Plans for a combined 3-18 campus in Tain are finally taking shape, and that means students can soon wave goodbye to leaky roofs and duct-taped stairwells.
It’s been a rocky ride for students and families at Tain schools.
For years, they have been hoping for a solution to their dilapidated school buildings. But delays and disagreements have haunted the previous attempts to redevelop the community’s schools and combine them on one campus.
Some missed out on funding windows, others met with resistance and were passed over in favor of other projects.
But this week, the Highland Council invited community members to the first of two public events to view and comment on project proposals. Architects plan to submit planning applications in September, with sights on a 2024 completion date.
The chair of the community stakeholder group said that members are ‘absolutely delighted’ that the project is getting attention again. With the perseverance students and teachers have shown in poor working conditions, she said opportunities will multiply thanks to the new facilities.
What’s the plan for the Tain 3-18 campus?
During Thursday’s virtual meeting, community members learned about plans to tear down Craighill Primary School and build the new 3-18 community campus in its place.
Glasgow-based architecture firm Stallan Brand are leading the design process. Architect Alan Garland said that the design team wants to make the new school part of a community campus that has a little bit of something for everyone in Tain.
They propose to do this by bringing together a number of resources on one site.
Some community members were disappointed not to see a swimming pool in the proposal. Mr Garland said that although the budget doesn’t have room for a pool in this phase, there is space on the site for one in case the money is available later.
“It’s a big benefit, bringing the facilities together.”
Ian Harper, also with Stallan Brand, said that the design of the campus ensures that students of each age level have their own space. Lockable doors separate each section and community spaces will be clearly defined.
But despite the required safety measures, Mr Harper said that combination campuses also provide a number of educational opportunities.
“It’s a big benefit, bringing the facilities together” so that students at all levels can take advantage of the same modern resources and specialist teachers, he said.
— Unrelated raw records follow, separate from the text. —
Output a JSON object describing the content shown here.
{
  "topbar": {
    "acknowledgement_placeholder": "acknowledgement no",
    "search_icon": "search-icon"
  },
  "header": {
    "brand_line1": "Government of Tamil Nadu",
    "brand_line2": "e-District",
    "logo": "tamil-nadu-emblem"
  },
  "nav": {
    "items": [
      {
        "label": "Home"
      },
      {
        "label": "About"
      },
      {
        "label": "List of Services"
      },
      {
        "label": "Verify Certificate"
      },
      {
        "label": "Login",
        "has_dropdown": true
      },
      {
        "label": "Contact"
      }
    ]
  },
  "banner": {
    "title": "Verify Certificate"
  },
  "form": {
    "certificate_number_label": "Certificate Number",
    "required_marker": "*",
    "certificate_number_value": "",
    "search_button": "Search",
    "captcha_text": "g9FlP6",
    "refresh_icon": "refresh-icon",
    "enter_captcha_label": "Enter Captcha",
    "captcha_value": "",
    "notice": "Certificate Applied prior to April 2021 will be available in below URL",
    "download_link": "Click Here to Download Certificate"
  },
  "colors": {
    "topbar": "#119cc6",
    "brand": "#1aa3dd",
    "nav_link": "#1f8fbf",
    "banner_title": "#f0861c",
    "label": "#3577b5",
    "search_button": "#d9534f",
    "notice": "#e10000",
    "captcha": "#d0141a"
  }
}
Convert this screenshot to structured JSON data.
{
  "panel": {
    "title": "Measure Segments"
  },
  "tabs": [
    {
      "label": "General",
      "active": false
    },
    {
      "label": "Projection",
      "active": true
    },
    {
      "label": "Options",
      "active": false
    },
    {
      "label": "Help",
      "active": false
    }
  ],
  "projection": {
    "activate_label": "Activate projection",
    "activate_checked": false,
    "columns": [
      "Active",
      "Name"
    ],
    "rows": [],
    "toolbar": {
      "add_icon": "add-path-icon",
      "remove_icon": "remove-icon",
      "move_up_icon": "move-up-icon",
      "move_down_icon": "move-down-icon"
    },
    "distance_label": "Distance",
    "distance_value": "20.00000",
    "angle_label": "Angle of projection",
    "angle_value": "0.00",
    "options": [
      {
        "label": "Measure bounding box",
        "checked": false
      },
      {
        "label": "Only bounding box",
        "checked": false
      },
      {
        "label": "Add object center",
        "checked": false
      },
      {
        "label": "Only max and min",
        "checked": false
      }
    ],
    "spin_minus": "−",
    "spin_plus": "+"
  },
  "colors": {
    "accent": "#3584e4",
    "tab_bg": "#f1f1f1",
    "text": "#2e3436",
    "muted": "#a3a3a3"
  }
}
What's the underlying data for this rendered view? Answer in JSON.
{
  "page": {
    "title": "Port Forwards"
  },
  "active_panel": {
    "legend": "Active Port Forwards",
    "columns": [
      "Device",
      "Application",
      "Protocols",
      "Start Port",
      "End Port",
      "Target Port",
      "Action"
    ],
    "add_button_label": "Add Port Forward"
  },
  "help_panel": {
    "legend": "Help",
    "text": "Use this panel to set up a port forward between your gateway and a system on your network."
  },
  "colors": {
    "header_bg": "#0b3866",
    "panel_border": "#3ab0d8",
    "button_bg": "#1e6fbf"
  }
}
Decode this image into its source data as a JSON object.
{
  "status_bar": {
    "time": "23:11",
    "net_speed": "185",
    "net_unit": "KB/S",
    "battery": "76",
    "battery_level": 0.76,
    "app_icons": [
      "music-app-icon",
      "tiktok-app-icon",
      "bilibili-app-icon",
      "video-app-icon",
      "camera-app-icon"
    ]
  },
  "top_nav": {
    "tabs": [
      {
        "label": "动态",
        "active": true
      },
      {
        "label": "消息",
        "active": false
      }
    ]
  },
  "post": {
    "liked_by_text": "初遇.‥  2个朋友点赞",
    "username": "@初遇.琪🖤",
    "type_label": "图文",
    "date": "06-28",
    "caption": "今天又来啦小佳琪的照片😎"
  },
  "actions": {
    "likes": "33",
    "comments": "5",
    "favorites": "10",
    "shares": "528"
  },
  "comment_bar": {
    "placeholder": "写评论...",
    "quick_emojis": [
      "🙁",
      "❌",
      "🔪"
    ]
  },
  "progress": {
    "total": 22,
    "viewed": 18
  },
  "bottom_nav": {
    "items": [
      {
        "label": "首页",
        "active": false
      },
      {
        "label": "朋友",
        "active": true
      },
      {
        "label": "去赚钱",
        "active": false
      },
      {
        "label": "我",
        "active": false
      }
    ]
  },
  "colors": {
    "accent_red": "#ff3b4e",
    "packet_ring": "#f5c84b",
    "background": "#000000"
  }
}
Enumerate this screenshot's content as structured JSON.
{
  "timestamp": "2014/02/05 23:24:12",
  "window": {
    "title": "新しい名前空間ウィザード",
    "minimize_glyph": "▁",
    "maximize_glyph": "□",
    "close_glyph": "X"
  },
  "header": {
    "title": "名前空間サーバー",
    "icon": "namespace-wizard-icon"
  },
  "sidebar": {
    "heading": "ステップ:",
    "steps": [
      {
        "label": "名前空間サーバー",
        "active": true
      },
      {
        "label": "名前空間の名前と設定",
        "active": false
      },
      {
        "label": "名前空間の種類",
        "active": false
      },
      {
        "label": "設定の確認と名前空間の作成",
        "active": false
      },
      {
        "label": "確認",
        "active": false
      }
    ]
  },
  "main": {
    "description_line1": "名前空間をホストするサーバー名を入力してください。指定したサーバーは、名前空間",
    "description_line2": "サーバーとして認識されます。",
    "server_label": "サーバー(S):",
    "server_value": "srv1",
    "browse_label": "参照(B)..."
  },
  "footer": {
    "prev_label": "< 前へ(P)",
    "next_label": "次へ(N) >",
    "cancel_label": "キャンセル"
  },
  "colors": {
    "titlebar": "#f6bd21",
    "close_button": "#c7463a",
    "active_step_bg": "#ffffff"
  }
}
He added that it also helps ease transitions for pupils: “Some of the biggest challenges in education are around transitions. But if you’re in the same building, you can manage that transition very carefully.”
Developers want to ‘enhance the sense of place’ in Tain
Mr Garland said that the Craighill campus sits in a beautiful part of the Highlands and the design proposals take advantage of the scenery.
“When we look at a project of this scale and this magnitude in a community… we really want to try to understand a sense of place. What stands out in many ways is that natural beauty.
“The banks of the Dornoch Firth has something special about it. A space of big skies and big planes. And it’s something we’re looking to enhance, not to detract from.”
What did the public have to say?
Attendees at Thursday’s consultation reacted positively to the designs for the community campus. A few chimed in to make a their priorities known. The design team said they would take these factors into consideration.
Community priorities included:
- Assurances of timely delivery for the 2024 completion date
- Safety and ease-of-access for neighbors and pupils during construction
- Possibility to add on-site swimming pool if the financial situation changes
Mr Garland provided listeners with a proposed timeline for the work. If there are no snags in the planning application process this fall, he said the team is confident they will finish within the agreed window.
Why the need for the new campus?
Students, councillors and community members advocated for years to get their schools on the list for repairs.
In 2019, students created a video in the hopes of kickstarting the project. In it, they highlighted leaking roofs, temporary patch-over repairs jobs and outdated technology on campus.
What led to the original delays?
In 2015, the education committee approved a plan to create a new 3-18 campus in Tain.
That original plan envisioned the new school at the current Tain Royal Academy property. But that proposal met with resistance from community members who felt the TRA campus wasn’t up to scratch.
The project stalled and the council pressed pause in 2018.
Ms Robertson said those delays devastated the community, because time-sensitive funding that was set aside for Tain had to go to other projects.
But now, she believes the sky is the limit for teachers and pupils once the doors open.
“We are finally going to have the school that our pupils and our staff deserve. They’ve put up with so much in the existing schools. It’s shocking that we could have our children in conditions like that.
“But it’s a testament to the teachers that they do provide such an excellent education. Imagine what they can do with this brand new modern facility.”